Under the klieg lights of a prime-time press conference, George
W. Bush once famously could not recall any mistakes he had made as
president. To his critics, the April 2004 moment cemented the notion
that he is unreflective about his policies, an immovable object in
the face of facts.
The reality, however, is different - as demonstrated by a wave of
developments. Most striking has been his series of speeches on Iraq
in the run-up to Thursday's elections there, culminating in
Wednesday's fourth and final address. The M-word - mistake - is
still not a part of his vocabulary, but the word "adjust" is, and is
now sprinkled throughout his speeches.
"We listened, and we adjusted our approach," he said in one
example Monday, explaining how the plan for transition to Iraqi self-
government was forged.
Throughout Washington there are other signs of course correction:
In the 2002 No Child Left Behind education reform, whose
requirements for progress have created anxiety in some states and
cities, certain types of waivers are now allowed. On the hotly
debated question of torture policy, which at press time remained in
flux, the Bush administration has backed away from a veto threat
over an amendment to restrict techniques used by Americans during
interrogations.
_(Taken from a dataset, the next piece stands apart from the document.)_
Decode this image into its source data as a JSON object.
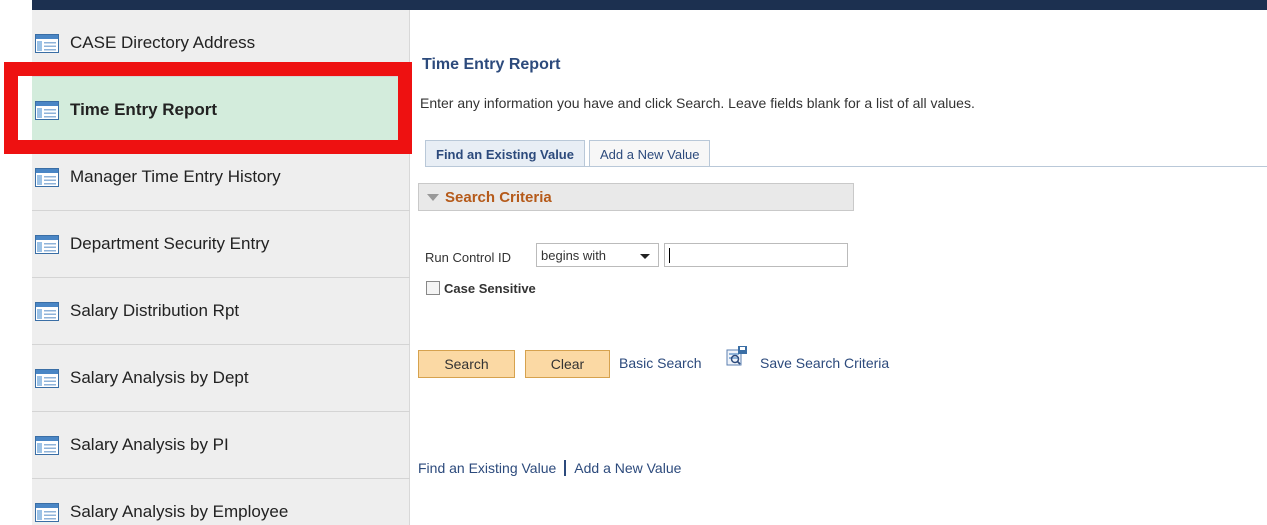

Social Security reform and an overhaul of the tax
system have been set aside for now.
"The administration knows how to respond to political pressure
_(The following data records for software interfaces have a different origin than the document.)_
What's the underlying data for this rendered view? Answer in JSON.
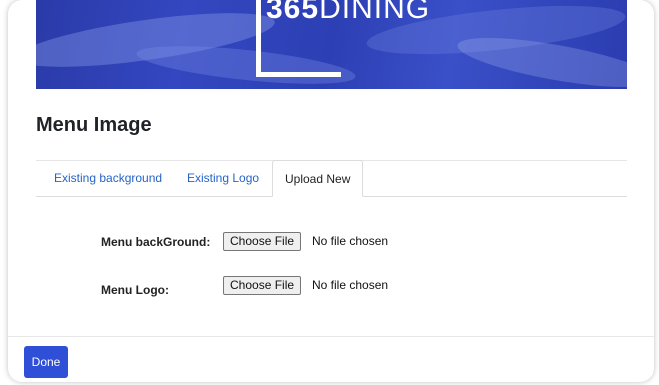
{
  "banner": {
    "logo_number": "365",
    "logo_word": "DINING"
  },
  "section": {
    "title": "Menu Image"
  },
  "tabs": [
    {
      "label": "Existing background",
      "active": false
    },
    {
      "label": "Existing Logo",
      "active": false
    },
    {
      "label": "Upload New",
      "active": true
    }
  ],
  "form": {
    "background": {
      "label": "Menu backGround:",
      "button": "Choose File",
      "status": "No file chosen"
    },
    "logo": {
      "label": "Menu Logo:",
      "button": "Choose File",
      "status": "No file chosen"
    }
  },
  "footer": {
    "done_label": "Done"
  },
  "colors": {
    "primary": "#2f4fd6",
    "link": "#2563c8",
    "banner": "#3447c0"
  }
}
with the flexibility of an Olympic gymnast," says Marshall Wittmann,
a former Republican strategist and now a fellow at the Democratic
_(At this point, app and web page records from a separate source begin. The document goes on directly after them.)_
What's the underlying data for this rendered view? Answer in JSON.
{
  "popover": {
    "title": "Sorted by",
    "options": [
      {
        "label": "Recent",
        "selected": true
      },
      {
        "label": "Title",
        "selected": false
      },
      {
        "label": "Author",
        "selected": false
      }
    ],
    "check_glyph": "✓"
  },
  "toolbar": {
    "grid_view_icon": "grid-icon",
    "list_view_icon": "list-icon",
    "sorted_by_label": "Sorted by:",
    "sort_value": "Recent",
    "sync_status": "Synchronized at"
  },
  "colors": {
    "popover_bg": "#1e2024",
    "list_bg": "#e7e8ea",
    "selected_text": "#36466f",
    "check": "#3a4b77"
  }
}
Leadership Council. "You've seen it on a number of things - No Child
Left Behind, prescription drugs, homeland security."
At times, the larger principles remain firm - such as pressing
ahead in Iraq, or pushing for improved educational performance -
while the details change. In other instances, there is a wholesale
course correction. When it became clear that Harriet Miers's
nomination to the Supreme Court was damaging the president's support
among his political base, she was summarily dropped. Ditto Bernard
Kerik, when his nomination to run the Department of Homeland
Security ran into a buzz saw of multiple ethical allegations.
Some of Bush's former positions even seem hard to believe - such
as his opposition to the establishment of a department of homeland
security, a 9/11 commission, and a new Medicare entitlement
providing prescription drugs for seniors. …